There was a recent televised debate between Bill Nye, ‘The Science Guy’ and Ken Ham the proprietor of the Creation Museum in Kentucky (nuff said). Intriguingly they both have engineering degrees, however this is where the similarities end. Bill Nye, as you might infer from his title, is a rational scientist and believer in the theory of evolution. Ken Ham is a bible literalist and fervently believes that the earth was created 6000 years ago by the hand of God. He also sincerely believes that Adam and Eve actually existed and that there was a universal deluge and Noah and family were saved due to God’s providence.
Nye and Ham are both experienced communicators. Each was allowed an initial five minutes to outline their respective views followed by a more in depth exposition of 30 minutes. Questions inevitably followed. Ham’s views are probably out there on the fringe and not endorsed by most Christians in the West, outside America. The advance of science has left its mark on theological thought, not only among sophisticated theologians, but also on many ‘simple believers.’

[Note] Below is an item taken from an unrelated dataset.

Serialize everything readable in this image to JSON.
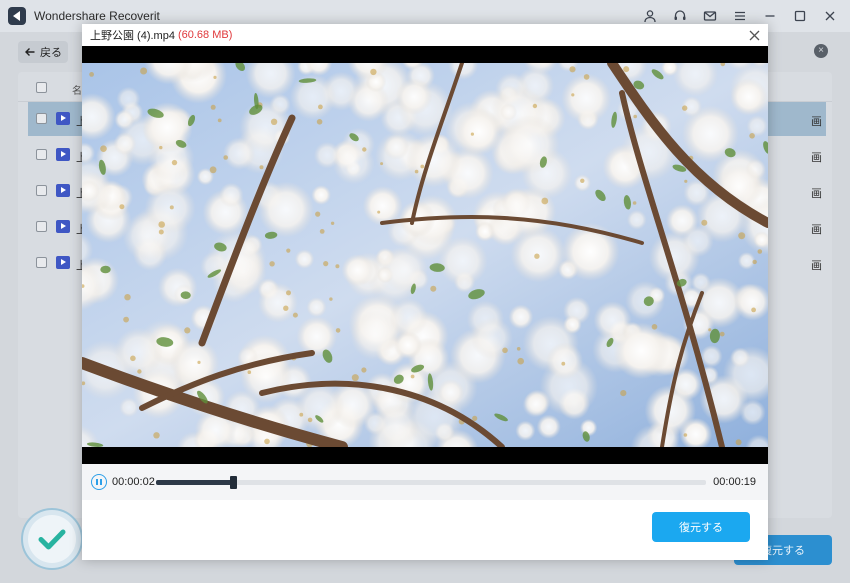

There are those in the scientific fraternity who think that debate with the fundamentalists is pointless. There is no use arguing with those so steeped in religious dogma that they are no longer able to perceive established scientific evidence, in spite of all the empirical data.

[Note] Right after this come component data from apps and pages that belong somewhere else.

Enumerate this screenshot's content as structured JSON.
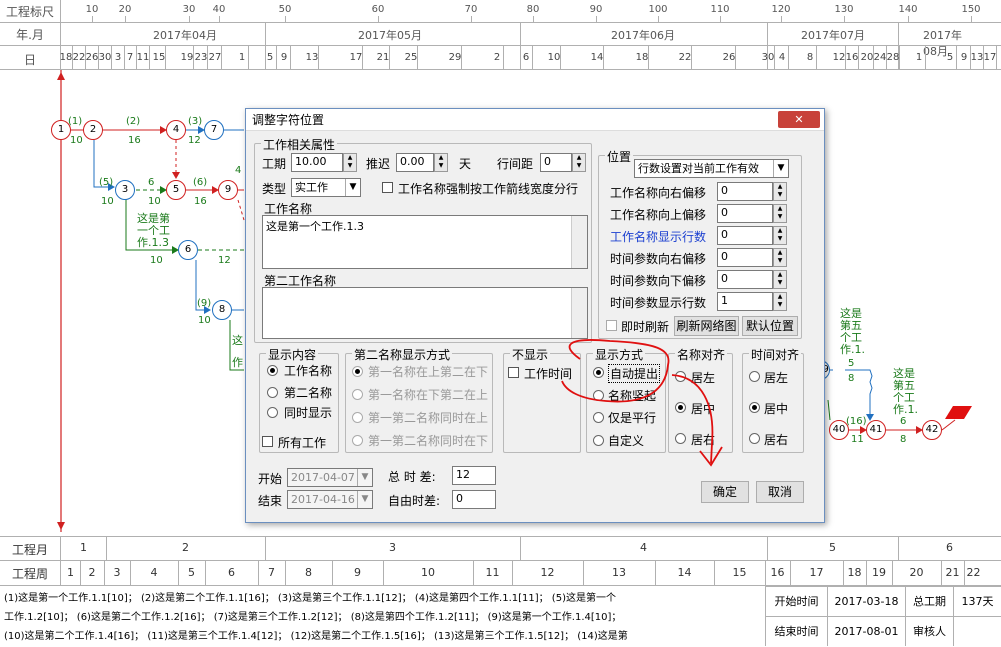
{
  "header": {
    "scale_label": "工程标尺",
    "ym_label": "年.月",
    "day_label": "日",
    "scale_ticks": [
      "10",
      "20",
      "30",
      "40",
      "50",
      "60",
      "70",
      "80",
      "90",
      "100",
      "110",
      "120",
      "130",
      "140",
      "150"
    ],
    "months": [
      "2017年04月",
      "2017年05月",
      "2017年06月",
      "2017年07月",
      "2017年08月"
    ],
    "days": [
      "18",
      "22",
      "26",
      "30",
      "3",
      "7",
      "11",
      "15",
      "19",
      "23",
      "27",
      "1",
      "5",
      "9",
      "13",
      "17",
      "21",
      "25",
      "29",
      "2",
      "6",
      "10",
      "14",
      "18",
      "22",
      "26",
      "30",
      "4",
      "8",
      "12",
      "16",
      "20",
      "24",
      "28",
      "1",
      "5",
      "9",
      "13",
      "17"
    ]
  },
  "network": {
    "nodes": [
      "1",
      "2",
      "3",
      "4",
      "5",
      "6",
      "7",
      "8",
      "9",
      "39",
      "40",
      "41",
      "42"
    ],
    "labels": {
      "a1": "(1)",
      "d1": "10",
      "a2": "(2)",
      "d2": "16",
      "a3": "(3)",
      "d3": "12",
      "a5": "(5)",
      "d5": "10",
      "a6": "(6)",
      "d6": "16",
      "a9": "(9)",
      "d9": "10",
      "d4": "4",
      "d12": "12",
      "d6b": "6",
      "d10": "10",
      "w1": "这是第一个工作.1.3",
      "w2": "这",
      "w3": "作",
      "right_a": "这是第五个工作.1.",
      "right_b": "这是第五个工作.1.",
      "r5": "5",
      "r8": "8",
      "a16": "(16)",
      "d11": "11",
      "r6": "6",
      "r8b": "8"
    }
  },
  "dialog": {
    "title": "调整字符位置",
    "close": "✕",
    "work_props": "工作相关属性",
    "duration_label": "工期",
    "duration_value": "10.00",
    "delay_label": "推迟",
    "delay_value": "0.00",
    "day_unit": "天",
    "rowgap_label": "行间距",
    "rowgap_value": "0",
    "type_label": "类型",
    "type_value": "实工作",
    "force_wrap": "工作名称强制按工作箭线宽度分行",
    "name_label": "工作名称",
    "name_value": "这是第一个工作.1.3",
    "second_name_label": "第二工作名称",
    "second_name_value": "",
    "position": "位置",
    "pos_select": "行数设置对当前工作有效",
    "pos_fields": [
      {
        "label": "工作名称向右偏移",
        "value": "0"
      },
      {
        "label": "工作名称向上偏移",
        "value": "0"
      },
      {
        "label": "工作名称显示行数",
        "value": "0"
      },
      {
        "label": "时间参数向右偏移",
        "value": "0"
      },
      {
        "label": "时间参数向下偏移",
        "value": "0"
      },
      {
        "label": "时间参数显示行数",
        "value": "1"
      }
    ],
    "instant_refresh": "即时刷新",
    "refresh_btn": "刷新网络图",
    "default_pos_btn": "默认位置",
    "display_content": "显示内容",
    "dc_opts": [
      "工作名称",
      "第二名称",
      "同时显示"
    ],
    "all_work": "所有工作",
    "second_display": "第二名称显示方式",
    "sd_opts": [
      "第一名称在上第二在下",
      "第一名称在下第二在上",
      "第一第二名称同时在上",
      "第一第二名称同时在下"
    ],
    "no_display": "不显示",
    "work_time": "工作时间",
    "display_mode": "显示方式",
    "dm_opts": [
      "自动提出",
      "名称竖起",
      "仅是平行",
      "自定义"
    ],
    "name_align": "名称对齐",
    "na_opts": [
      "居左",
      "居中",
      "居右"
    ],
    "time_align": "时间对齐",
    "ta_opts": [
      "居左",
      "居中",
      "居右"
    ],
    "start_label": "开始",
    "start_value": "2017-04-07",
    "end_label": "结束",
    "end_value": "2017-04-16",
    "total_float_label": "总 时 差:",
    "total_float_value": "12",
    "free_float_label": "自由时差:",
    "free_float_value": "0",
    "ok": "确定",
    "cancel": "取消"
  },
  "bottom": {
    "month_label": "工程月",
    "week_label": "工程周",
    "months": [
      "1",
      "2",
      "3",
      "4",
      "5",
      "6"
    ],
    "weeks": [
      "1",
      "2",
      "3",
      "4",
      "5",
      "6",
      "7",
      "8",
      "9",
      "10",
      "11",
      "12",
      "13",
      "14",
      "15",
      "16",
      "17",
      "18",
      "19",
      "20",
      "21",
      "22"
    ],
    "legend": [
      "(1)这是第一个工作.1.1[10]；  (2)这是第二个工作.1.1[16]；  (3)这是第三个工作.1.1[12]；  (4)这是第四个工作.1.1[11]；  (5)这是第一个",
      "工作.1.2[10]；  (6)这是第二个工作.1.2[16]；  (7)这是第三个工作.1.2[12]；  (8)这是第四个工作.1.2[11]；  (9)这是第一个工作.1.4[10]；",
      "(10)这是第二个工作.1.4[16]；  (11)这是第三个工作.1.4[12]；  (12)这是第二个工作.1.5[16]；  (13)这是第三个工作.1.5[12]；  (14)这是第"
    ],
    "start_time_label": "开始时间",
    "start_time": "2017-03-18",
    "total_dur_label": "总工期",
    "total_dur": "137天",
    "end_time_label": "结束时间",
    "end_time": "2017-08-01",
    "reviewer_label": "审核人"
  }
}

So what is the point? Well the point is, as long as the fundamentalists remain the lunatic fringe with no impact on our lives, then there is no point; enlightened folk can snicker on the side-lines. The point becomes a problem when the lunatics break out of the asylum and start impinging their views on the sane. In the civilised West this shouldn’t be a problem and frankly it is not except in the United States. This most powerful of nations is a mass of contradictions, especially when it comes to science and religion. Suffice to say that religion, science and politics are a complex and volatile mix. The fundamentalists want ‘Creation Science’ taught on the biology curriculum as a valid alternative to evolution. Now you could argue that ‘Creation Science’ has a place on the religious curriculum. Placing the word science after another word doesn’t make it so and theology has no place on any science curriculum, but the creationist voice is a strident one and has serious political backing, especially in the southern states.
At last scientists in the US are starting to realise that they must engage the creationists not only in the classroom, but in the political arena, and indeed any arena which counts. This is not about changing the minds of the fundamentalists, this will never happen. It is about influencing legislature and more importantly the wider viewing public. Let us be clear. This is really important as it will affect education and minds of the young. This is definitely worth fighting for, don’t you think?
Anyway, the respective views can be summed up by the answer to a question put to both Nye and Ham at the end of the debate: “What would it take for you to change your mind?”
This sums up the fundamental difference between theology and the scientific method and this is why theology should remain, just that.